‘You really believe that there are subjects that shouldn’t be photographed?’ George said. He spoke evenly and softly.
‘Maybe I do,’ I said, thinking aloud.
‘You believe in censorship then,’ said Stephen.
I looked up at Stephen. His face was tight, combative. ‘Not censorship,’ I said slowly. ‘That’s external. I mean control from the inside. After all, pictures can lie, too, can convey falseness rather than truth.’
We need to tell more of the stories behind our photos, so that we are all a little more real with each other. Here’s our story in three photos from this weekend, and it’s really the story of the stages of girl vanity.
Audrey is in disguise in her picture. Basically, I think the young just don’t care what they look like in photos. Audrey wants to try every snapchat filter every day. I also regularly find pictures she’s taken to try to see up her own nose or in her own ear, or where she’s trying to see how big she can make her teeth appear. The young either find all photos of themselves awesome in some way or they don’t think twice about the photo after they realize they cannot see up their nose into their brain.
Girls in the middle of growing up care a lot about photos. Ella takes photos of herself all the time and although it doesn’t seem possible, I think she discards more photos than she keeps. Middle School social media is somewhat confusing, but I think it can be summed up like this: girls like all the photos posted by all other girls at their school, but then hop onto House Party with just the girls they actually like to talk about the photos they just “liked” posted by girls they may or may not like whose photos they didn’t really like. Got that? I mean, it’s so simple really.

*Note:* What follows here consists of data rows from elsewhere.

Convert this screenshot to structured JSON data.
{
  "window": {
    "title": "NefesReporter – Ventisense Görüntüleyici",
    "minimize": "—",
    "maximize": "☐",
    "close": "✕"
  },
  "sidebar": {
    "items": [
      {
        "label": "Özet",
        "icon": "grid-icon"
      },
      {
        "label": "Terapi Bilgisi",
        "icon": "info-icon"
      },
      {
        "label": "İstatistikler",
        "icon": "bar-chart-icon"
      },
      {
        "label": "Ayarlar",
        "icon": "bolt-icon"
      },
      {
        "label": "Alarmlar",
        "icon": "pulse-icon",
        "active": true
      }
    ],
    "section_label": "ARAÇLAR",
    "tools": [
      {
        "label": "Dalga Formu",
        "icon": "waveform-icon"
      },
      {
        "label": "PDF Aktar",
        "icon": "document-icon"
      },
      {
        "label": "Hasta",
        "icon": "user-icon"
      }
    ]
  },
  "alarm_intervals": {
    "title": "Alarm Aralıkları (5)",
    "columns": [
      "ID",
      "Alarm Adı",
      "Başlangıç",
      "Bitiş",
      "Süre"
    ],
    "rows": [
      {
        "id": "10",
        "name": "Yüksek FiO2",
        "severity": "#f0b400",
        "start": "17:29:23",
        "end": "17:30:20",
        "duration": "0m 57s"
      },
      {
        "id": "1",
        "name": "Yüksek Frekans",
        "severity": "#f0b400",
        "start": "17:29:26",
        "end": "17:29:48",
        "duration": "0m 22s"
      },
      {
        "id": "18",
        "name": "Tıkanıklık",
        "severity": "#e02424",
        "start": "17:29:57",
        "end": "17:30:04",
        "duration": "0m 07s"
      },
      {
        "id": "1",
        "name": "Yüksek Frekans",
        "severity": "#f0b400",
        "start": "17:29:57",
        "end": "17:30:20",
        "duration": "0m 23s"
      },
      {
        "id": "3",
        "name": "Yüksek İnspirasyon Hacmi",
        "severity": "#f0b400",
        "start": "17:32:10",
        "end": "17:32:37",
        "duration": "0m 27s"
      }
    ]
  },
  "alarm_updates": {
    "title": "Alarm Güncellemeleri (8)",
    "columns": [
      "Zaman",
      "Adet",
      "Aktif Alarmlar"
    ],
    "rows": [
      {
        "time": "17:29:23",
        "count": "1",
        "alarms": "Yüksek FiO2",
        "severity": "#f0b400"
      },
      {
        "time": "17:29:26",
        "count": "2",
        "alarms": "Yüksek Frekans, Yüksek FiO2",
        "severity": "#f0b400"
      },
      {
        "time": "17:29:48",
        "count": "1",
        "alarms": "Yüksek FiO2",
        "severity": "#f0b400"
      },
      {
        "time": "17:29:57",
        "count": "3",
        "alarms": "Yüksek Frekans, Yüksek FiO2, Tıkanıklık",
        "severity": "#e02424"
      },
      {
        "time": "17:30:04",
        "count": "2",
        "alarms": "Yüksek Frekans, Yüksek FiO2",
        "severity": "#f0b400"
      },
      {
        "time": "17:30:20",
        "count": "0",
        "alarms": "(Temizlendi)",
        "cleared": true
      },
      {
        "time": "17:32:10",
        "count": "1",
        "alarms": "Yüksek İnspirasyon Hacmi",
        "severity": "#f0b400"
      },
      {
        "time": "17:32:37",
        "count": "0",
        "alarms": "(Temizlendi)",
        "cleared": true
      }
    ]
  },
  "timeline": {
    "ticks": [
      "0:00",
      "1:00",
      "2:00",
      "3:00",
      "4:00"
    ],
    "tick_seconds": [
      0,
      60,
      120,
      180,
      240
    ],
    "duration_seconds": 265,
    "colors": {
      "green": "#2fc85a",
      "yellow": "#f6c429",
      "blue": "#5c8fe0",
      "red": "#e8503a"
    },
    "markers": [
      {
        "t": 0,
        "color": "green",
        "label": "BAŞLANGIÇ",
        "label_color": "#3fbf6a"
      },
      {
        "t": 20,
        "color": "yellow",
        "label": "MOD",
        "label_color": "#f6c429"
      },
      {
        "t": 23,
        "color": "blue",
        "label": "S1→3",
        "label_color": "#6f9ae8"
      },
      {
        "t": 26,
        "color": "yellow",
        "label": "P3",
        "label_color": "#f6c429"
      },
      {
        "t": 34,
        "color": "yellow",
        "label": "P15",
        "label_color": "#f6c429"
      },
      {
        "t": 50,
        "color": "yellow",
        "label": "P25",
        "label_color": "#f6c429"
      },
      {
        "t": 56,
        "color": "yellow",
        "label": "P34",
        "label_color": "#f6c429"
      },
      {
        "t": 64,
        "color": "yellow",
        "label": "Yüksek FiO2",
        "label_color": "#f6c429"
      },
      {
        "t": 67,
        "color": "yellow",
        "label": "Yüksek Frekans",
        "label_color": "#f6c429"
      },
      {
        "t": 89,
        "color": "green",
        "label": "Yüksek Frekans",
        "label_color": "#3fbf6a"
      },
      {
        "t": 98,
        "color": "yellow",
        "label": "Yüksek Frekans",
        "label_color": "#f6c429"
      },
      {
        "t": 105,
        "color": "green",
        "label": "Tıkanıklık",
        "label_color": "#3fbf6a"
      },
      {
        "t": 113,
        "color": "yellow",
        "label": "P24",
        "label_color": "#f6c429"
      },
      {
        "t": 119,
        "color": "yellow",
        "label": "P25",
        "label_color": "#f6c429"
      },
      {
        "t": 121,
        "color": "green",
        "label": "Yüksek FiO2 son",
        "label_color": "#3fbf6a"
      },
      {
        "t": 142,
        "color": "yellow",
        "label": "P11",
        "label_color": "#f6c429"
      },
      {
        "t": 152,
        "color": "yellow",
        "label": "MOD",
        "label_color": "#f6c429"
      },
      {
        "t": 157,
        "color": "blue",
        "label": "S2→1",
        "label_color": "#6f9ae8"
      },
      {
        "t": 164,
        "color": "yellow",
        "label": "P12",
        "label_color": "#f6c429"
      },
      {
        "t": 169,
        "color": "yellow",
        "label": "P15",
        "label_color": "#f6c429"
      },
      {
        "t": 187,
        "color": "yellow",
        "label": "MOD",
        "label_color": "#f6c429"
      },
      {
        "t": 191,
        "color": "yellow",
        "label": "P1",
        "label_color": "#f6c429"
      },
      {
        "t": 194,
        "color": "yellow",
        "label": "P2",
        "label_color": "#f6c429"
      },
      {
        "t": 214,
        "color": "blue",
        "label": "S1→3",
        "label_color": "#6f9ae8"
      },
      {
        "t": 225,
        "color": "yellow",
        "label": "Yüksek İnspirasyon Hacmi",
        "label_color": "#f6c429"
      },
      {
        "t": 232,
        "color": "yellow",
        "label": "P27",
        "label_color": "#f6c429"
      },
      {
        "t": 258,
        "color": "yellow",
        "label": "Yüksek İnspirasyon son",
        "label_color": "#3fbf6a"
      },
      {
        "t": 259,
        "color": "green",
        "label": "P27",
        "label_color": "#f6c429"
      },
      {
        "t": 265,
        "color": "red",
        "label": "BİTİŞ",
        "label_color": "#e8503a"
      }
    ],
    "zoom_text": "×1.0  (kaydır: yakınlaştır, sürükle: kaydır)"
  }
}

And then there’s the old: me. Instead of “old,” maybe we’ll just characterize that group as women over 40. When we end up with a picture where only *some* of our wrinkles show, especially at a time we’re trying to grow our hair out, we call that a win.